YOUR GOAL — Would you retype the listing below exactly as given?

Content starts

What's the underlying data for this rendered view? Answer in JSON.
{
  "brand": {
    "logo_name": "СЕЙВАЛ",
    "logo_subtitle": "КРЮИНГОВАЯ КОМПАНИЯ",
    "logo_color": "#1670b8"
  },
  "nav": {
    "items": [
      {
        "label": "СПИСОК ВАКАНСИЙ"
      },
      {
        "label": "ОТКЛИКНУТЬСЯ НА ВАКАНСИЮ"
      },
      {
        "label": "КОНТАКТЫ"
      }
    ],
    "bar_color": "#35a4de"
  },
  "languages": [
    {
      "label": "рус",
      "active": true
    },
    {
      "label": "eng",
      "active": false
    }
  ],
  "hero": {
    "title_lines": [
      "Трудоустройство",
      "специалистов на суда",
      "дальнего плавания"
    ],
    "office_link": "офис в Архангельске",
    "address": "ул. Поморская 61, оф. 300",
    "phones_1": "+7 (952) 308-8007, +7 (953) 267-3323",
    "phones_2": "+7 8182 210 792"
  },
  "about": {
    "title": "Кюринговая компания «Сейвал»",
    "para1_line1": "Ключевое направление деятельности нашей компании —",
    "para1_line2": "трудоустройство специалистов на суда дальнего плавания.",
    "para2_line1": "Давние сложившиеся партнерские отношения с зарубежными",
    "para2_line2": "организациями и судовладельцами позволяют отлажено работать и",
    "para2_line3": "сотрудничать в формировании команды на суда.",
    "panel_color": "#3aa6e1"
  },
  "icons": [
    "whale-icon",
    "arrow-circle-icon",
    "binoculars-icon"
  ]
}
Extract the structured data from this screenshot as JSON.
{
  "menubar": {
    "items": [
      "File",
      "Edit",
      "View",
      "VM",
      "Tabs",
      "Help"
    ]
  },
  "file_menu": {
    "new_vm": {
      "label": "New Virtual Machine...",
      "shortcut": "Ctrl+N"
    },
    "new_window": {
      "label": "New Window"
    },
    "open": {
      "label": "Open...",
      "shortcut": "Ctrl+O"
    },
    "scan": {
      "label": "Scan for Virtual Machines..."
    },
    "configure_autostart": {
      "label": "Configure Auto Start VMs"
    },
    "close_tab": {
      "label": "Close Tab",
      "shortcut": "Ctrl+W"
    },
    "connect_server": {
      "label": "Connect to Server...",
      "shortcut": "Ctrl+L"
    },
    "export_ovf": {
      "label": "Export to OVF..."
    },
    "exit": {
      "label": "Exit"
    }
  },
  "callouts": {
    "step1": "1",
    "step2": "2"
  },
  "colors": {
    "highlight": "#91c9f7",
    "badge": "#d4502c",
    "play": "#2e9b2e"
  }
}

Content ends

REPLY —
What's the underlying data for this rendered view? Answer in JSON.
{
  "brand": {
    "logo_name": "СЕЙВАЛ",
    "logo_subtitle": "КРЮИНГОВАЯ КОМПАНИЯ",
    "logo_color": "#1670b8"
  },
  "nav": {
    "items": [
      {
        "label": "СПИСОК ВАКАНСИЙ"
      },
      {
        "label": "ОТКЛИКНУТЬСЯ НА ВАКАНСИЮ"
      },
      {
        "label": "КОНТАКТЫ"
      }
    ],
    "bar_color": "#35a4de"
  },
  "languages": [
    {
      "label": "рус",
      "active": true
    },
    {
      "label": "eng",
      "active": false
    }
  ],
  "hero": {
    "title_lines": [
      "Трудоустройство",
      "специалистов на суда",
      "дальнего плавания"
    ],
    "office_link": "офис в Архангельске",
    "address": "ул. Поморская 61, оф. 300",
    "phones_1": "+7 (952) 308-8007, +7 (953) 267-3323",
    "phones_2": "+7 8182 210 792"
  },
  "about": {
    "title": "Кюринговая компания «Сейвал»",
    "para1_line1": "Ключевое направление деятельности нашей компании —",
    "para1_line2": "трудоустройство специалистов на суда дальнего плавания.",
    "para2_line1": "Давние сложившиеся партнерские отношения с зарубежными",
    "para2_line2": "организациями и судовладельцами позволяют отлажено работать и",
    "para2_line3": "сотрудничать в формировании команды на суда.",
    "panel_color": "#3aa6e1"
  },
  "icons": [
    "whale-icon",
    "arrow-circle-icon",
    "binoculars-icon"
  ]
}
Extract the structured data from this screenshot as JSON.
{
  "menubar": {
    "items": [
      "File",
      "Edit",
      "View",
      "VM",
      "Tabs",
      "Help"
    ]
  },
  "file_menu": {
    "new_vm": {
      "label": "New Virtual Machine...",
      "shortcut": "Ctrl+N"
    },
    "new_window": {
      "label": "New Window"
    },
    "open": {
      "label": "Open...",
      "shortcut": "Ctrl+O"
    },
    "scan": {
      "label": "Scan for Virtual Machines..."
    },
    "configure_autostart": {
      "label": "Configure Auto Start VMs"
    },
    "close_tab": {
      "label": "Close Tab",
      "shortcut": "Ctrl+W"
    },
    "connect_server": {
      "label": "Connect to Server...",
      "shortcut": "Ctrl+L"
    },
    "export_ovf": {
      "label": "Export to OVF..."
    },
    "exit": {
      "label": "Exit"
    }
  },
  "callouts": {
    "step1": "1",
    "step2": "2"
  },
  "colors": {
    "highlight": "#91c9f7",
    "badge": "#d4502c",
    "play": "#2e9b2e"
  }
}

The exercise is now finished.